Exercise directions: Say how many lines of the listing below include "type". Write only that number.

*** Records shown Section Begins ***

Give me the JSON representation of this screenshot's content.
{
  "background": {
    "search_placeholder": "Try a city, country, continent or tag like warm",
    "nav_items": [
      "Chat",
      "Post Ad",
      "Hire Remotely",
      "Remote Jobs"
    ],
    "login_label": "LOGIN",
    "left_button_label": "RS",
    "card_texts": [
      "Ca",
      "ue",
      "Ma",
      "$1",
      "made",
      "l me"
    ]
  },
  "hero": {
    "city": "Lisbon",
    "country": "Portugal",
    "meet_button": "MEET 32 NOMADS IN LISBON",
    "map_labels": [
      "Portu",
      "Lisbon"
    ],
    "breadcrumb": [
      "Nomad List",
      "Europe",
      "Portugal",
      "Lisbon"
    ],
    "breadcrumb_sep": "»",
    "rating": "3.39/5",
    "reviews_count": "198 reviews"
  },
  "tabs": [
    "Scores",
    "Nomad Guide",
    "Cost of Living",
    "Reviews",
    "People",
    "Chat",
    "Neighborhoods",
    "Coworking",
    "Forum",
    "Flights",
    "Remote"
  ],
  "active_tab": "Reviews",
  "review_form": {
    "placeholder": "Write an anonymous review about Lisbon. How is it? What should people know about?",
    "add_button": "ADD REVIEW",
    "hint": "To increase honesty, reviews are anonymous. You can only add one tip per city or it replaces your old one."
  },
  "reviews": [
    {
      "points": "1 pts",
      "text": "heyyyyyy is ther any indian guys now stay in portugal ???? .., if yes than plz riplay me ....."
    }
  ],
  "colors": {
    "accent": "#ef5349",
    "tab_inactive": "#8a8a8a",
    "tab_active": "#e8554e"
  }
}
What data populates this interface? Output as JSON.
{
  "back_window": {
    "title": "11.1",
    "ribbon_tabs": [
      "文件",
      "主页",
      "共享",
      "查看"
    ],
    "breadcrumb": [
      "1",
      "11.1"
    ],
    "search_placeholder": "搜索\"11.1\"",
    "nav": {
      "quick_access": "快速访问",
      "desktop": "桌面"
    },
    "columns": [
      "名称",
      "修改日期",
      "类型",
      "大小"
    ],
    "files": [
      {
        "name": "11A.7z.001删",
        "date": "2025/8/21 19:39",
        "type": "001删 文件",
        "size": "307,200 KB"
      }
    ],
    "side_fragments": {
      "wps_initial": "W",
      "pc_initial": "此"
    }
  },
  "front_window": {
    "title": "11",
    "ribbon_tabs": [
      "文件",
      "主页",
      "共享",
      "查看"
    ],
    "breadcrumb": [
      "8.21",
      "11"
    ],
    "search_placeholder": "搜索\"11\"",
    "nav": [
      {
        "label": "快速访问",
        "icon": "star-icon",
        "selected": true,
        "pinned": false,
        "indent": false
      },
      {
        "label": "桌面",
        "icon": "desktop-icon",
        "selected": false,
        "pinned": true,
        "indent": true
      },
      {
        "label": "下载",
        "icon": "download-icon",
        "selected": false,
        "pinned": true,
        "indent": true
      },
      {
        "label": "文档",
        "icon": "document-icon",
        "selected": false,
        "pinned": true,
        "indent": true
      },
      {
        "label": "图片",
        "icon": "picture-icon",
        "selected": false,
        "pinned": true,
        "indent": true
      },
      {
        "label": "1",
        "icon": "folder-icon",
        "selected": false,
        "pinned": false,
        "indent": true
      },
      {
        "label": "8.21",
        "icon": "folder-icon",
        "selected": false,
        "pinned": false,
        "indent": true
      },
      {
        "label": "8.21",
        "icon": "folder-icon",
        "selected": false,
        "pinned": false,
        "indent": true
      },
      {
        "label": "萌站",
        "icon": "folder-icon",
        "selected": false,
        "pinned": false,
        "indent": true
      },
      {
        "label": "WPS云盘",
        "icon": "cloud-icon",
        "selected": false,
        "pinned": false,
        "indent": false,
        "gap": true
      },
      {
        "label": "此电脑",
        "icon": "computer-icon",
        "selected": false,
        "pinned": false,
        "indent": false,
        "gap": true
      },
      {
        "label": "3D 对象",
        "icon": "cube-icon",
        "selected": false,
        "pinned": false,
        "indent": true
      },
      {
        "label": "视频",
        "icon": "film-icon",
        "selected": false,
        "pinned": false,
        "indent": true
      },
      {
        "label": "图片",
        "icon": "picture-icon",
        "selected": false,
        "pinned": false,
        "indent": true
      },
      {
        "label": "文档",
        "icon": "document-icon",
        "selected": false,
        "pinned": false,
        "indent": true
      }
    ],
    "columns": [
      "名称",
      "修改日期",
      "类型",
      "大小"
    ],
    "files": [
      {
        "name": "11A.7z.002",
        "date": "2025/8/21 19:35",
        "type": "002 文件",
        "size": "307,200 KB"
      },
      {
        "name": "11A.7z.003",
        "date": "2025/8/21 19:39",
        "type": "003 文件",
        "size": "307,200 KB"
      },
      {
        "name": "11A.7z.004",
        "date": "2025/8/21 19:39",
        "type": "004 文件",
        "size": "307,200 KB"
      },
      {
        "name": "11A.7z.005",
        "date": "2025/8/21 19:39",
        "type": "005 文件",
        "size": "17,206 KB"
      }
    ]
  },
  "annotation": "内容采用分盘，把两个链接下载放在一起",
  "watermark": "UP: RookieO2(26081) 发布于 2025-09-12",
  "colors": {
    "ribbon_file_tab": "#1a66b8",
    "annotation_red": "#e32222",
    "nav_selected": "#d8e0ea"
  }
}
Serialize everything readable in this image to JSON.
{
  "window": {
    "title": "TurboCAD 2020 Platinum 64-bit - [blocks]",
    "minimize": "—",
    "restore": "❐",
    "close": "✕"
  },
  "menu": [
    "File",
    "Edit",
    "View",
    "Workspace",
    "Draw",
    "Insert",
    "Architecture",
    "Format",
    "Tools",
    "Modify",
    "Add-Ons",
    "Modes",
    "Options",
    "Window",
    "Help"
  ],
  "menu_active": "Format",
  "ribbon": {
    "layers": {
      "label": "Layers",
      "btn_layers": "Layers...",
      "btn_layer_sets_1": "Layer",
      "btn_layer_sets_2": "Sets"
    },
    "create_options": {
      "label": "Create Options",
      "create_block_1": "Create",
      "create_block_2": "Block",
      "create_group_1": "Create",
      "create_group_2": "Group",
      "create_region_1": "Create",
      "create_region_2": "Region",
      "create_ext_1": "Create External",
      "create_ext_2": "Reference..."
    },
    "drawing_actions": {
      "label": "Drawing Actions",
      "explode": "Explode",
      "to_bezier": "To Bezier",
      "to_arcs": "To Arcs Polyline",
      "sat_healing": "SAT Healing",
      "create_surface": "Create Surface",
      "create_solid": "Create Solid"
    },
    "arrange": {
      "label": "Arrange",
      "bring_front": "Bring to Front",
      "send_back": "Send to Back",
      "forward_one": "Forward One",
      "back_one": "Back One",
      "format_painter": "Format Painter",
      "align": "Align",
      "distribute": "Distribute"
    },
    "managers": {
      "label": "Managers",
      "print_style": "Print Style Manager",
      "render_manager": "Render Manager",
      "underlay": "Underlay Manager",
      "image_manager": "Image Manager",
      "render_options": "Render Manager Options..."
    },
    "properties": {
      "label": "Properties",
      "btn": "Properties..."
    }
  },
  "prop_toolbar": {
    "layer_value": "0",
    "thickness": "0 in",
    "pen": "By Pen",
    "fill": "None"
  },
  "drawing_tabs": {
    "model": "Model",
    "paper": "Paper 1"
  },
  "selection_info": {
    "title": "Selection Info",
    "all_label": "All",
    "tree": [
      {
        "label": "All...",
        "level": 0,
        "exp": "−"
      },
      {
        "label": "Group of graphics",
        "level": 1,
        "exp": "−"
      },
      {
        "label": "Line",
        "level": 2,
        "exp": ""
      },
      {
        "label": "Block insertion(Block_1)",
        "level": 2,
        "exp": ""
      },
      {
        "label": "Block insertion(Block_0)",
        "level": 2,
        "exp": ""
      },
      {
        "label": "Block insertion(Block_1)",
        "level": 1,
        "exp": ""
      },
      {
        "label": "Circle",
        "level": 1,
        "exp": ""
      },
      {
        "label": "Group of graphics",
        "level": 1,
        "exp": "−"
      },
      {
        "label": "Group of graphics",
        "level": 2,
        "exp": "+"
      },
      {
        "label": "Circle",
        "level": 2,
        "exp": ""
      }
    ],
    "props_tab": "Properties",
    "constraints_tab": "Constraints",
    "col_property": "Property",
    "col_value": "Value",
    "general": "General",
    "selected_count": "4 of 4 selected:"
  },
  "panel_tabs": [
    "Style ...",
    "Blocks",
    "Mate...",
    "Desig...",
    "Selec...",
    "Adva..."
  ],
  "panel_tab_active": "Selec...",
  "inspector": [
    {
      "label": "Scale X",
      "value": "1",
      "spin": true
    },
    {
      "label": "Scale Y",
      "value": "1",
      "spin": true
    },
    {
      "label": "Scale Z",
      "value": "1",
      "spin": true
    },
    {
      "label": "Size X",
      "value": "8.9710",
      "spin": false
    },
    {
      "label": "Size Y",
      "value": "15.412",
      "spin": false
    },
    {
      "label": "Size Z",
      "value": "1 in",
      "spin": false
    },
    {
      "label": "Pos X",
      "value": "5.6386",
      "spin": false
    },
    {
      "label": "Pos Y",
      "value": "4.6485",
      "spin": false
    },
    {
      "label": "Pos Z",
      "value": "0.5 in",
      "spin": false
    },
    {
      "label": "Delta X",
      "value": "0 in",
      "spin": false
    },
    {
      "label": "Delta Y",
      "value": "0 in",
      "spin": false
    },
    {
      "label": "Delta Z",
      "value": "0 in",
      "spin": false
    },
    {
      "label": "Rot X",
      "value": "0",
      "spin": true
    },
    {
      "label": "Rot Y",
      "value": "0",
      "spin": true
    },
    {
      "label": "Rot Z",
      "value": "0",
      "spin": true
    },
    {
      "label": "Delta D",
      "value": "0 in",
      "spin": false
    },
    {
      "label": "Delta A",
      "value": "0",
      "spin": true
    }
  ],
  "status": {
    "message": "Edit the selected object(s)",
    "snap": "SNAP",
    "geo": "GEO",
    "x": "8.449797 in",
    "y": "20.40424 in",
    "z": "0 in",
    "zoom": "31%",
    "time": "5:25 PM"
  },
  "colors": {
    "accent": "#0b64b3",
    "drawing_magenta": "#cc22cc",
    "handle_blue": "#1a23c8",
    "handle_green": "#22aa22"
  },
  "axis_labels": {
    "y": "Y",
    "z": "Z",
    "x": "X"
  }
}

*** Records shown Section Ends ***

Solution for this exercise: 5